If you know how to peel the onion, secrets are revealed.  Wilwood brake calipers can be a dead giveaway – someone needs serious stopping power, maybe.  Generally, owners who have sprung the bucks for this type gear let the calipers show off in bright red, to make a statement, and sometimes, these days, it’s just a fashion statement.   There is an old saying “if you have the go, you need the whoa”.  Great brakes generally meant a fast car, but that’s no longer true.  Now, expensive calipers, as eye candy, are all the rage.  What is true, however, is very few guys spend big money on brakes only to render them inglorious and seemingly common with a shot of silver paint from a rattle can, and the owner of this ’55 had done just that. 

Two things seem to be at play here.  One, he needs those heavy brakes because he’s fast, and two, hiding them fits his style.   Really, the message to be found in the silver paint, so cleverly applied to make your eyes simply slide across them on their way to more interesting things, was “sleeper”.   And sleeper really means, he’s one of those guys with a score to settle - with everyone perhaps.   The list of “real parts” grew, if you knew where to look.  Something I had defacto permission to do since my rod was undergoing a similar scrutiny.  
“Stroked?”, I asked.  That’s something you can’t see from the outside. “ No”, the racer replied.  
“Hundred shot?”  (If engines have their language, so do the people who love them).   Despite the owner’s great efforts to conceal braided fuel and nitrous lines, electrical solenoids and switches, I spied his system.  The chunks of aluminum posing as ordinary spacers under his two carburetors were anything but.   “No”, was his one-word reply to my 100- shot question.  I tried again; “Your nitrous system, how much are you spraying?”  “Two hundred fifty” in two stages, he said.  That’s more like it, I thought, and I then figured, he too had budgeted well for the machine shop – if not, he was gambling in a game that if lost, would fly parts in all directions.   Based on the overall vibe of the scene, and the clean work on display, I believed his build was up to the punishment he planned.   I knew exactly what this tight-lipped guy was about, seeing someone very familiar in him as it were, and that made the “sounds good” complement I received upon my arrival all the more valuable.

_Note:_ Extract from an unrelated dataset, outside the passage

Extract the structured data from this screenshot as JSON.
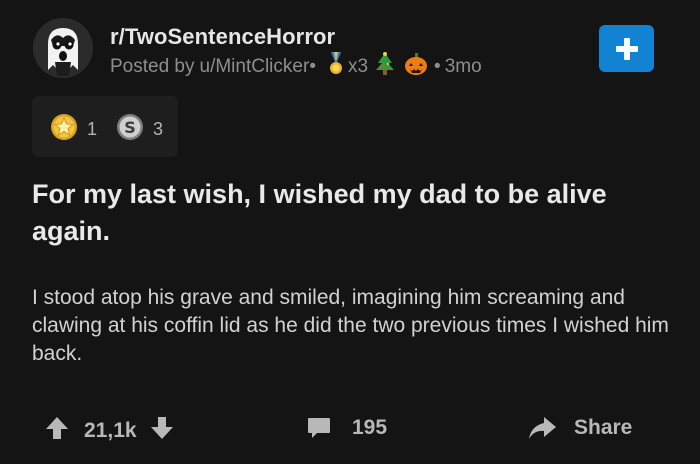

The voice on the loudspeaker tells us we’re up.

Pre-staged, staged, then given the green
The line becomes blurred between man and machine

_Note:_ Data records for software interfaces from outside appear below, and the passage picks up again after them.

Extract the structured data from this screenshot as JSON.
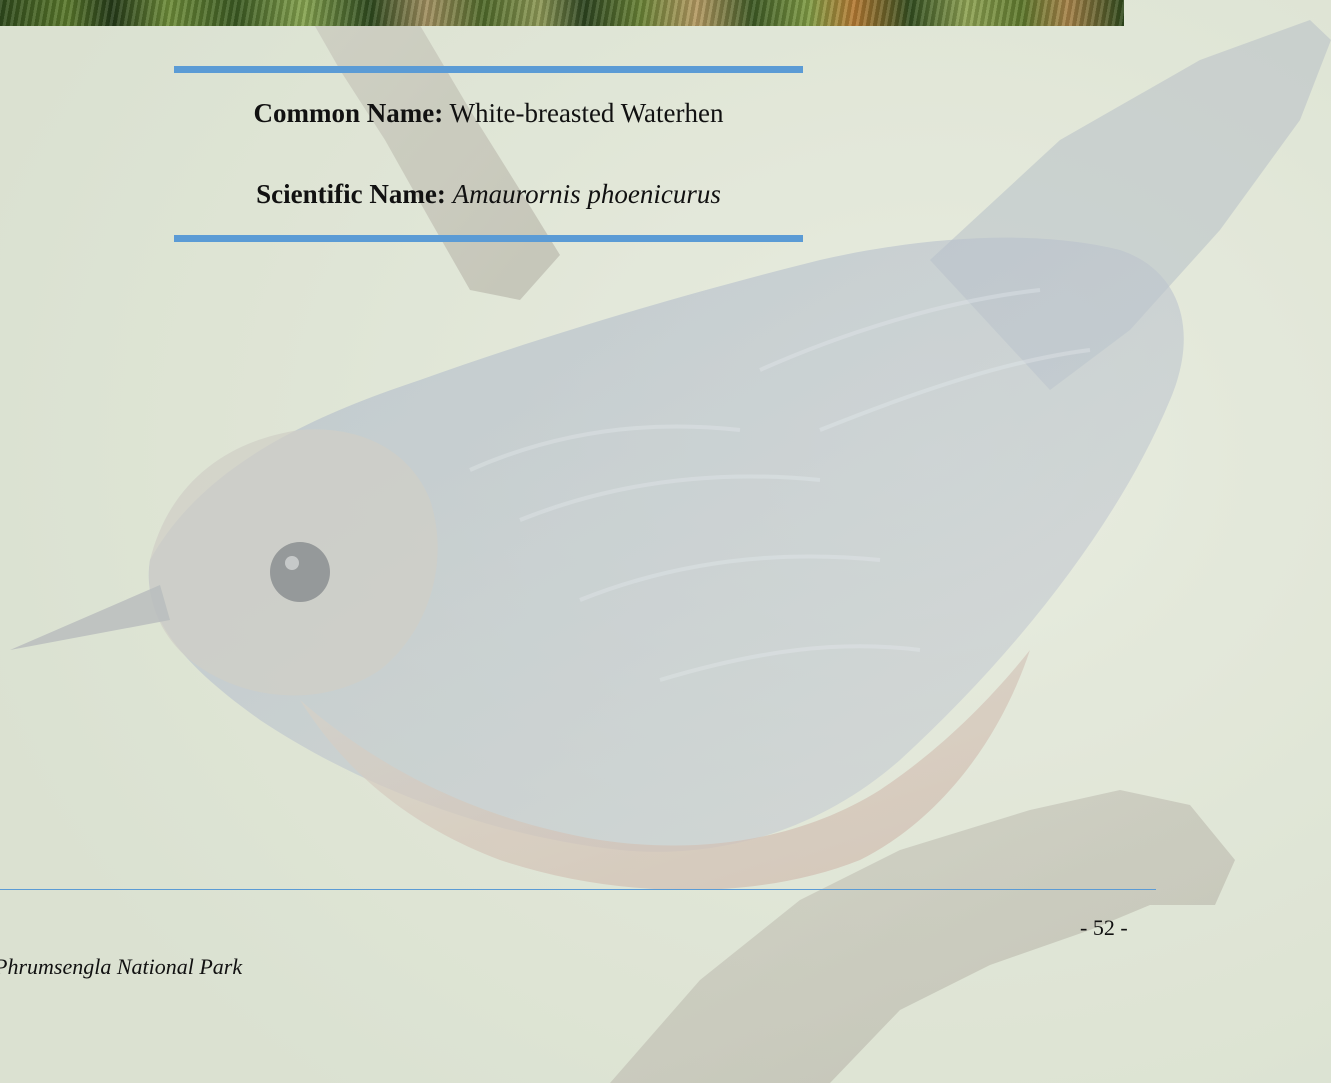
{
  "header": {
    "common_name_label": "Common Name:",
    "common_name_value": "White-breasted Waterhen",
    "scientific_name_label": "Scientific Name:",
    "scientific_name_value": "Amaurornis phoenicurus"
  },
  "footer": {
    "page_number": "- 52 -",
    "park_name": "Phrumsengla National Park"
  },
  "colors": {
    "accent_rule": "#5b9bd5"
  }
}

Bones become linkage
Muscle, spring
Fear, excitement

Time distorts ….
Color disappears …
Vision narrows…
Noise ---  becomes music
Speed, satisfaction

End

— The End —